I should say that the film is called White Material; it’s not a translation from French. The term is used by some of the black characters in a derisory or menacing way, as if to say white material is trashy and the result of privilege, colonial theft, and racism. Equally, I can believe that, for Huppert’s character, the term is a badge of honor and allegiance, even if the locals might casually destroy her.
In no sense is the film “pretty.” The color is harsh and tiring—it makes a great contrast with the drenched hues and magic hour sunsets of the South Africa commercial. The hand-held camera style is not far from irritating. The music (by Tindersticks) is rustling, unsettling, and never melodious. The costumes are strange—Huppert’s woman wears little girl dresses. And Huppert herself—this comes as no surprise, in the light of her audacious career—braves the light and the heat with no make-up (except for lipstick worn like war paint). It’s not that Huppert is anything other than “beautiful” or commanding. She may be the best actress in the world on film. But she is brave enough to let us see her character as brave, stupid, and a pain-in-the-neck.
So I can’t get the stricken rhythms of White Material out of my head. I still feel it’s one of Denis’s lesser films—it is not in the class of Beau Travail or The Intruder. But that is the highest company for today’s filmmakers. As I watched White Material, I felt I was in Africa, and I felt afraid. I believed in the unsettled wounds of the recent past as surely as when reading V.S.Naipaul’s Guerrillas. In that novel and this film, there is a nastiness in the air that suggests the resentment gathered in history as much as heat coming back from the ground and the stench of unburied bodies. (In addition, a photograph of Doris Lessing suggests the influence of another African white.)

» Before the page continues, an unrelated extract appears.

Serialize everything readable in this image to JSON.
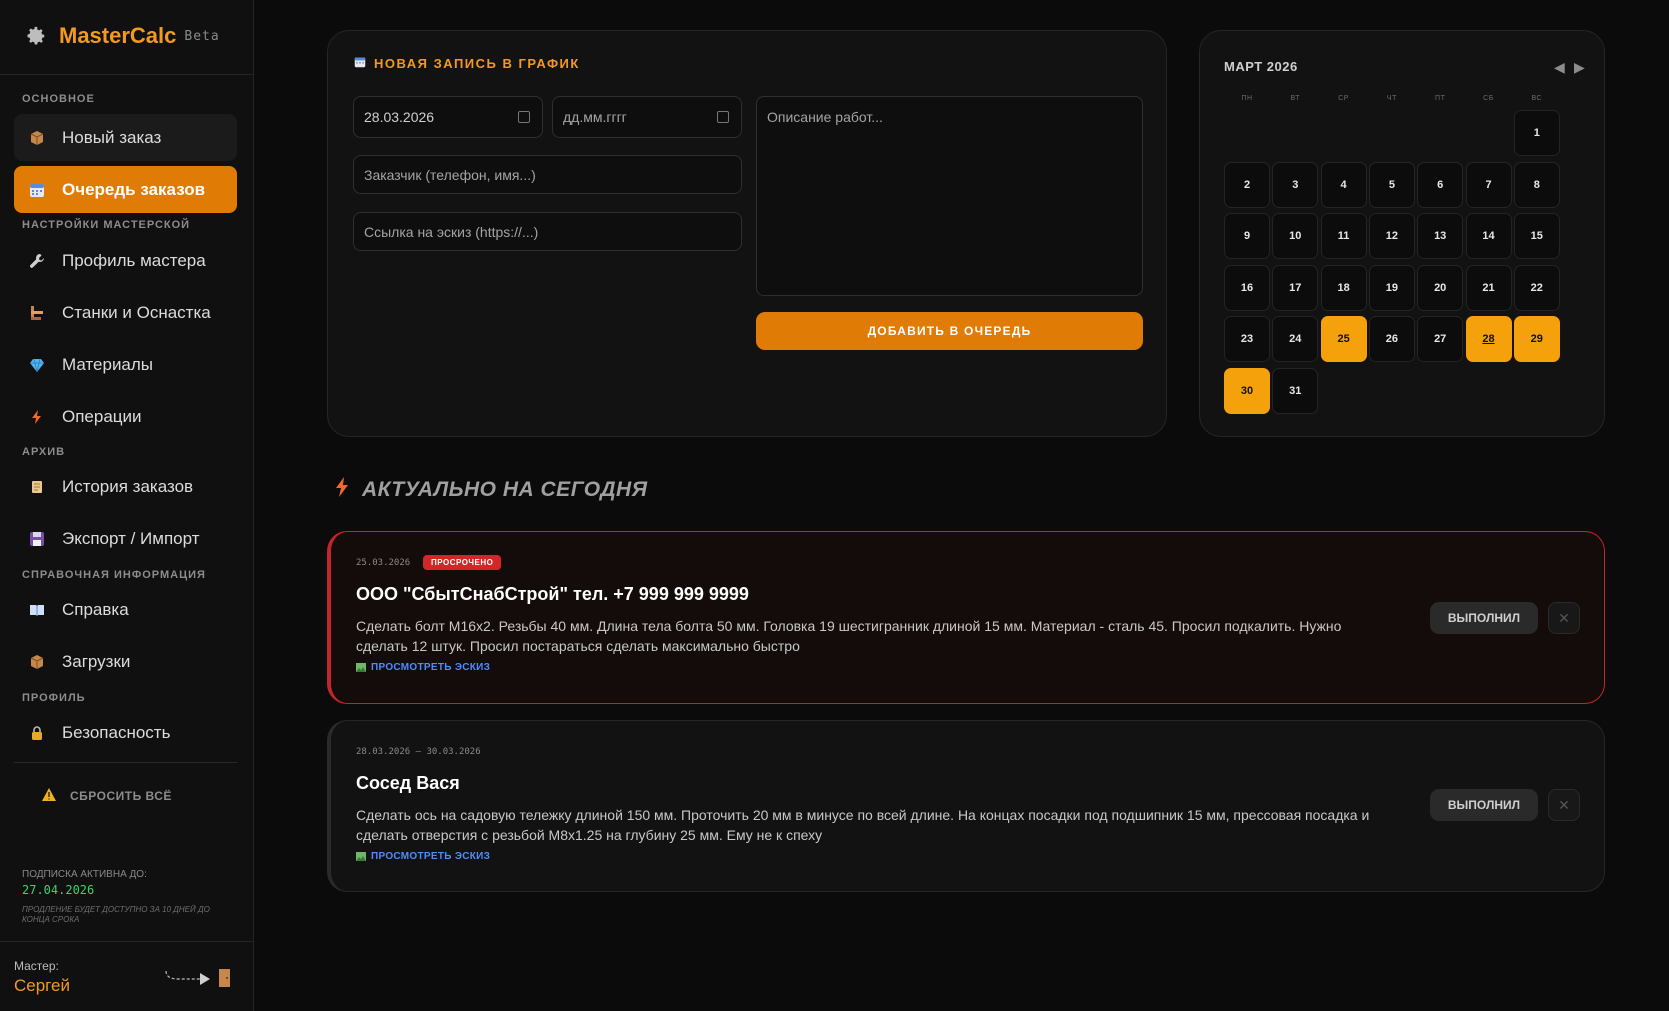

Claire Denis is 62, and White Material, I’d guess, was made on next-to-nothing in arduous and difficult locations. It is filled with African acting of the highest order, and the refusal to yield to travelogue is relentless and inspiring. I am not the first person to suggest that Denis is one of the best directors at work today, with a fierce, unproclaimed resolve that leaves someone like Werner Herzog looking a bit of a showboater. She is the real thing, so long as you are prepared for a trip to the movies being a lot less relaxing than a vacation in that lustrous South Africa where the Thai shrimp are as big as baguettes. Don’t miss it, but be warned.
David Thomson is the author of The New Biographical Dictionary of Film and The Moment of Psycho: How Alfred Hitchcock Taught America to Love Murder.